ASSIGNMENT> Return, from the material below, each line in which "annotation" occurs.

INFORMATION>
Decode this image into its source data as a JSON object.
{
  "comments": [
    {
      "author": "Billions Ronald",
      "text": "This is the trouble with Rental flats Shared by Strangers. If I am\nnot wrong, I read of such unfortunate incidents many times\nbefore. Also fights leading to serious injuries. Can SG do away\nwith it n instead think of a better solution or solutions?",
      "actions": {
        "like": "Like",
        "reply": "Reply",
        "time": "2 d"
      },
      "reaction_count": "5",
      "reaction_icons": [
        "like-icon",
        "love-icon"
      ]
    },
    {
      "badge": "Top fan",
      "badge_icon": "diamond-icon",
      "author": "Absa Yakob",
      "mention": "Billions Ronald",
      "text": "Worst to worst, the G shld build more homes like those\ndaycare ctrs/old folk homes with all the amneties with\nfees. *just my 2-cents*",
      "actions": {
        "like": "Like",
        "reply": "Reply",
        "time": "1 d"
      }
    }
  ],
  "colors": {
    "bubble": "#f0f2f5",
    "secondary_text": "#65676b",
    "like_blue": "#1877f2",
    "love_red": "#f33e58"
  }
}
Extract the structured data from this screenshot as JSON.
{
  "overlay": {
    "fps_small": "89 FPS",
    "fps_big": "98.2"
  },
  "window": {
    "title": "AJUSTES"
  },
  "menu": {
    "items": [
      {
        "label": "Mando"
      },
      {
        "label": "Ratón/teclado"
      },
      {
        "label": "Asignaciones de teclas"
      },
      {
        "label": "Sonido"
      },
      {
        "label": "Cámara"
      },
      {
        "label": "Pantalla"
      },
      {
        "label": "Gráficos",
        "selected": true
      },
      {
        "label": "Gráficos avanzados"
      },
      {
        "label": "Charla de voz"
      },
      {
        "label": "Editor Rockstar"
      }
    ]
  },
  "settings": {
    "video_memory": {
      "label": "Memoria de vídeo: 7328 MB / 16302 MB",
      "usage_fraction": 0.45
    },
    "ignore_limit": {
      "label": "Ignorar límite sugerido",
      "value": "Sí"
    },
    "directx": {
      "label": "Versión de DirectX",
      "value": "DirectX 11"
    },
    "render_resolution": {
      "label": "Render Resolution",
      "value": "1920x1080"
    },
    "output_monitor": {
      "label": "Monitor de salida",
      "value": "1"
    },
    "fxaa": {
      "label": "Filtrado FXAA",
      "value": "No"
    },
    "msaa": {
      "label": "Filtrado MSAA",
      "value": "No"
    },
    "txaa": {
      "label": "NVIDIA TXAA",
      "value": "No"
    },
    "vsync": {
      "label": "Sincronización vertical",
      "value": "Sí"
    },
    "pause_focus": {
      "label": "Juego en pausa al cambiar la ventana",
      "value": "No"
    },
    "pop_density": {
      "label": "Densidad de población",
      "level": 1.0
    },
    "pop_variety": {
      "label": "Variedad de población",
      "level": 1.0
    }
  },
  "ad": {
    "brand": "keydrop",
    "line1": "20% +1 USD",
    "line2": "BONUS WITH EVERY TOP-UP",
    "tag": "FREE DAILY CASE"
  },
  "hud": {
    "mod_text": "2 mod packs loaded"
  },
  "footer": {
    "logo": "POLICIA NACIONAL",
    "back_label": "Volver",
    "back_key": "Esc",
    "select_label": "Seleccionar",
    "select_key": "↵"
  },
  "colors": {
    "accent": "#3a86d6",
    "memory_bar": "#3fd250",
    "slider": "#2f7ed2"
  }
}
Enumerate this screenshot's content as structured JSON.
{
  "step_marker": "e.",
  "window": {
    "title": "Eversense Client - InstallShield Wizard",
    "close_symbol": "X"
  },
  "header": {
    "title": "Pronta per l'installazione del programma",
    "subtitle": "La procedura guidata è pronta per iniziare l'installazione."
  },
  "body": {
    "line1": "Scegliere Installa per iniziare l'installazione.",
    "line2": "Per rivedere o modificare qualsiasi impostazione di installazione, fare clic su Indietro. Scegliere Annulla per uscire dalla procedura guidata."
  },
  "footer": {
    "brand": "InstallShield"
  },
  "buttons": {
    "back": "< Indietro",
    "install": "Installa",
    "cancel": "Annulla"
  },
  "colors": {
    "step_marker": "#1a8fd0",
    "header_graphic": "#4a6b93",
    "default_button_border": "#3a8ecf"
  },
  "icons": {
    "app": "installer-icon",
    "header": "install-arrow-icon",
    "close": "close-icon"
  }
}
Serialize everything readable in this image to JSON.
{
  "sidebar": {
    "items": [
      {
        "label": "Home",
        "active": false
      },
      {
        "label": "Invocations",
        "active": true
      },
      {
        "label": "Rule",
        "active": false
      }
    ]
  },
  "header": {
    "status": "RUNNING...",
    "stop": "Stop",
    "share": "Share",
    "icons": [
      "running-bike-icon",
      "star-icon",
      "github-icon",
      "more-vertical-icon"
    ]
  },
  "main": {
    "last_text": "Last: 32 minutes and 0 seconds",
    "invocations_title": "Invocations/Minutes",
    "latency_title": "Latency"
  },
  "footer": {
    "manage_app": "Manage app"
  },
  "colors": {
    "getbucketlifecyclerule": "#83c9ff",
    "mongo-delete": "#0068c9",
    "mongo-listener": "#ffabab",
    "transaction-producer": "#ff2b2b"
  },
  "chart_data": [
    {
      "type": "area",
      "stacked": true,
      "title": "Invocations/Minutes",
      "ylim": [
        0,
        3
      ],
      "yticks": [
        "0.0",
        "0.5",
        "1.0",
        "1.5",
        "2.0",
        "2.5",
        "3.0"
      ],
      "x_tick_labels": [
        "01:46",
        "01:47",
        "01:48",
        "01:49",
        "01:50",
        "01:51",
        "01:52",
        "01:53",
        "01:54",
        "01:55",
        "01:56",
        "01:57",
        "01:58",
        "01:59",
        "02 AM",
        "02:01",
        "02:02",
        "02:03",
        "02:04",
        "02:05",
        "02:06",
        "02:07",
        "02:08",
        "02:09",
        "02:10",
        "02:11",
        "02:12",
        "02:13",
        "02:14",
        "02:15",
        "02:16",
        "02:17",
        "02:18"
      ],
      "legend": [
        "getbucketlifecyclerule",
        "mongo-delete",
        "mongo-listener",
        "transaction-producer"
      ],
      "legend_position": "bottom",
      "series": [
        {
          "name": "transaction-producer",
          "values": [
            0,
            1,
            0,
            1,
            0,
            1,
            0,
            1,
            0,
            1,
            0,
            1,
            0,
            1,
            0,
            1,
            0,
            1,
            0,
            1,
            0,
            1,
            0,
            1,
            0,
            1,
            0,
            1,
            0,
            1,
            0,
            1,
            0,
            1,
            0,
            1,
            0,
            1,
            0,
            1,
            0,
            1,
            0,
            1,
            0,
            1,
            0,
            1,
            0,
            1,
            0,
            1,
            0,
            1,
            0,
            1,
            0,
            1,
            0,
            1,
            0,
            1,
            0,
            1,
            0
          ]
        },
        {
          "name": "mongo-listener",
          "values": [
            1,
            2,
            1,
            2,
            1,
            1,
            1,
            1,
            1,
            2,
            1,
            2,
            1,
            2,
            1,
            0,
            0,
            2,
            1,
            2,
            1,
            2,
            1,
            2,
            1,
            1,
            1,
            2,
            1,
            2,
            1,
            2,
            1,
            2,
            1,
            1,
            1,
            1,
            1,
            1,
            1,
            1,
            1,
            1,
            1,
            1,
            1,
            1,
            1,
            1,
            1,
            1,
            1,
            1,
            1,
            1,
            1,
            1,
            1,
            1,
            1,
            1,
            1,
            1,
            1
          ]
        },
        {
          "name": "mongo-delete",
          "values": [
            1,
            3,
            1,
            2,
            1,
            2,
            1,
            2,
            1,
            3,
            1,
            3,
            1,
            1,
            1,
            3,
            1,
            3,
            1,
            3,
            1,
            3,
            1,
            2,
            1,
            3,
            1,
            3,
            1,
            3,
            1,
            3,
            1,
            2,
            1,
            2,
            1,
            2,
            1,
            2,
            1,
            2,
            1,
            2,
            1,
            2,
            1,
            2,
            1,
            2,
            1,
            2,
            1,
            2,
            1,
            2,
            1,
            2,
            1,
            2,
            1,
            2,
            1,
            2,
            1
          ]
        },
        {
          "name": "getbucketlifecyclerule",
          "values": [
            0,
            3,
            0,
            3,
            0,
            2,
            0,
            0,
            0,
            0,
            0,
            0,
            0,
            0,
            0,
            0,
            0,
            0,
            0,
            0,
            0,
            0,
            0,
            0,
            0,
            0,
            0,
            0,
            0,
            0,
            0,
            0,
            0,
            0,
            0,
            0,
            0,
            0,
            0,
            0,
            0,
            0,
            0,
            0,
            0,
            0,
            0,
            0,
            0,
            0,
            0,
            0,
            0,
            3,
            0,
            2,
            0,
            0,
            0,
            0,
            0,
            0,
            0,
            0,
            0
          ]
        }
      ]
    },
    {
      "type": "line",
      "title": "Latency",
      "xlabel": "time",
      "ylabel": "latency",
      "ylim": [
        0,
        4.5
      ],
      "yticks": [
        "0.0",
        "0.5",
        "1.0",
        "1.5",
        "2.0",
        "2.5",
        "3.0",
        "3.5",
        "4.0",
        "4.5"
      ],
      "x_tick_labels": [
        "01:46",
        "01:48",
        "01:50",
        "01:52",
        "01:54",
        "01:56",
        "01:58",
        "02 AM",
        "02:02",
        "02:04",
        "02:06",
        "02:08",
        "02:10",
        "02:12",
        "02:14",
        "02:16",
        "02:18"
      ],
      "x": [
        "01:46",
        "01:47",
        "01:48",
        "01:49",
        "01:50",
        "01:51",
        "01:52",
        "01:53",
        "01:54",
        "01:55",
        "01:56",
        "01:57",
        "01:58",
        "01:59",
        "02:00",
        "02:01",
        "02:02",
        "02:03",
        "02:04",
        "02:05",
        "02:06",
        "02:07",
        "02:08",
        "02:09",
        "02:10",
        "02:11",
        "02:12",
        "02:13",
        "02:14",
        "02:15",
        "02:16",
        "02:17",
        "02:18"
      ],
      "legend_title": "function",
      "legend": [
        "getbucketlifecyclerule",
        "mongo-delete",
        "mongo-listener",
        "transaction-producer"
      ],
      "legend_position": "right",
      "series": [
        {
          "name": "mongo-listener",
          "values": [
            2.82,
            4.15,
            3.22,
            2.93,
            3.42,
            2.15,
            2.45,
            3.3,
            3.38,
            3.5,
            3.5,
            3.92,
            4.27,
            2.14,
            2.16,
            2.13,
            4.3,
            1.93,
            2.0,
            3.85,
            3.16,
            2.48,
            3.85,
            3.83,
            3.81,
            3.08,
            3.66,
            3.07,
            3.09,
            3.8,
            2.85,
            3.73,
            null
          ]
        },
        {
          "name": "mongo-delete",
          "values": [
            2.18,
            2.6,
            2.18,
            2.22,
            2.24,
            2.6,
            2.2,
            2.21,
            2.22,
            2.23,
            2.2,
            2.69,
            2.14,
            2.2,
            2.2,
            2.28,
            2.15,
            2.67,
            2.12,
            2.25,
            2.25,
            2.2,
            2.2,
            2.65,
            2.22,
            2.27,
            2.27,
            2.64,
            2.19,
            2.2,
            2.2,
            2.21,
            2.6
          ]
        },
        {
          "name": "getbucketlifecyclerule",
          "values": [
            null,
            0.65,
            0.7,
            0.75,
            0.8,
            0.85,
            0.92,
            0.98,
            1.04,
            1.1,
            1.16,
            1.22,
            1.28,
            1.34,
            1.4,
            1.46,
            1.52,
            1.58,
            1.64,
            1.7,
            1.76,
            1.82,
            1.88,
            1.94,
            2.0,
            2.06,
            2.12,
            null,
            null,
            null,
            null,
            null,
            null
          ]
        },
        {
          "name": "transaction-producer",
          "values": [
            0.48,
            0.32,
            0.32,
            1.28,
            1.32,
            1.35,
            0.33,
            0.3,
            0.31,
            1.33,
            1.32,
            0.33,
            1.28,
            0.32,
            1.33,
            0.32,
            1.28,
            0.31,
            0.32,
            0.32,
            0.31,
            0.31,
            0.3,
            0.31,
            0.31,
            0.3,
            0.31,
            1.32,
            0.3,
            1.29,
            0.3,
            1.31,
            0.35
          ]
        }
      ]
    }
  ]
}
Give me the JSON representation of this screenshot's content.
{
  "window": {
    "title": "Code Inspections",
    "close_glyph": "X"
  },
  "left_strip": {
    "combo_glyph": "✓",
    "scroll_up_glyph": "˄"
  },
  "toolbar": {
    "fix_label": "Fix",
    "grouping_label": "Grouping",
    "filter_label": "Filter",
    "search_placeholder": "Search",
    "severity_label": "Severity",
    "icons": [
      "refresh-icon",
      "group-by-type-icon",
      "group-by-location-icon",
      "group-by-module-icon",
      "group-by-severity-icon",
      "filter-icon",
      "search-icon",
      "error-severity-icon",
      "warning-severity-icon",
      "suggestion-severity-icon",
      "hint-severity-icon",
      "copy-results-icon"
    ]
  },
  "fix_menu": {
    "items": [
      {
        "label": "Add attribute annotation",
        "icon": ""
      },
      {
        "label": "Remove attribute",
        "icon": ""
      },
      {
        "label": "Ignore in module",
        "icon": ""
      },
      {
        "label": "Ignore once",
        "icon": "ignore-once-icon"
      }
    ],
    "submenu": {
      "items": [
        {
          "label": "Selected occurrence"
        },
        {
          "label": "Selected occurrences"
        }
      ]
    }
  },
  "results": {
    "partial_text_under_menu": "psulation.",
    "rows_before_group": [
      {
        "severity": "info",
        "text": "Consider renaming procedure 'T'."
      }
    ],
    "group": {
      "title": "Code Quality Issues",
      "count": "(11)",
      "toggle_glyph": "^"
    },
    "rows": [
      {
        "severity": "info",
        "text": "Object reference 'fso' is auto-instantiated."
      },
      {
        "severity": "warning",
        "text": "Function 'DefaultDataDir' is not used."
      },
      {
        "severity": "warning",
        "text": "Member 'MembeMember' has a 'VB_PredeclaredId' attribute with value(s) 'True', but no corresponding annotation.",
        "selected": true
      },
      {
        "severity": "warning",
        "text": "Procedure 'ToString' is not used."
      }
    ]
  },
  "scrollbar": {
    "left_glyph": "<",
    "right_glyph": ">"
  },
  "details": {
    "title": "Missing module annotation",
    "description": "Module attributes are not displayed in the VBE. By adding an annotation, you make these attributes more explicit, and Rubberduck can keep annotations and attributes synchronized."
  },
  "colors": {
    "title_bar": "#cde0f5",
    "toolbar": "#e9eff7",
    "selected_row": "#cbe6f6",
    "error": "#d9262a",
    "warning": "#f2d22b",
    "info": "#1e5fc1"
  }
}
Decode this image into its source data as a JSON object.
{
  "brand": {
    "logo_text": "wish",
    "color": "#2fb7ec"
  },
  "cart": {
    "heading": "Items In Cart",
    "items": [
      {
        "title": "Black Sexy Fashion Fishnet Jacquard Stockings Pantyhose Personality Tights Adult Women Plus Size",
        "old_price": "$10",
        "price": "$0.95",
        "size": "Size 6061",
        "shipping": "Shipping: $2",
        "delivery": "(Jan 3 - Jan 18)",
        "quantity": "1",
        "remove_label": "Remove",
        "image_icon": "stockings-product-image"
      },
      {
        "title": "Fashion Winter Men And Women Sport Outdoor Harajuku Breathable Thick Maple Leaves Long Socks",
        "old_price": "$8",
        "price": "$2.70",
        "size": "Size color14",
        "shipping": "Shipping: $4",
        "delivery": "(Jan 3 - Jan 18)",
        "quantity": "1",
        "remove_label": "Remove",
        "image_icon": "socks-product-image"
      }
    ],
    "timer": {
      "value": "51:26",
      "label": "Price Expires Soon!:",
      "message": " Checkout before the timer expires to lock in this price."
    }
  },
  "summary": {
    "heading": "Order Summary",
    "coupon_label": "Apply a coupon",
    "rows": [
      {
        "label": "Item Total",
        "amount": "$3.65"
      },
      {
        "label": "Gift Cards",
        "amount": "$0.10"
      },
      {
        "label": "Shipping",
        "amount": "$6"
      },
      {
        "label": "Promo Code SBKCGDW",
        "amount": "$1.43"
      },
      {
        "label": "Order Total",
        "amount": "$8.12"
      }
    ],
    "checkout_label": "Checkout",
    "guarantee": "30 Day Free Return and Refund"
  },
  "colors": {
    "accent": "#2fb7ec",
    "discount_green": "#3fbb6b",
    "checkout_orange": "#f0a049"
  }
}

OUTPUT OF THE EXERCISE>
        "label": "Add attribute annotation",
        "text": "Member 'MembeMember' has a 'VB_PredeclaredId' attribute with value(s) 'True', but no corresponding annotation.",
    "title": "Missing module annotation",
    "description": "Module attributes are not displayed in the VBE. By adding an annotation, you make these attributes more explicit, and Rubberduck can keep annotations and attributes synchronized."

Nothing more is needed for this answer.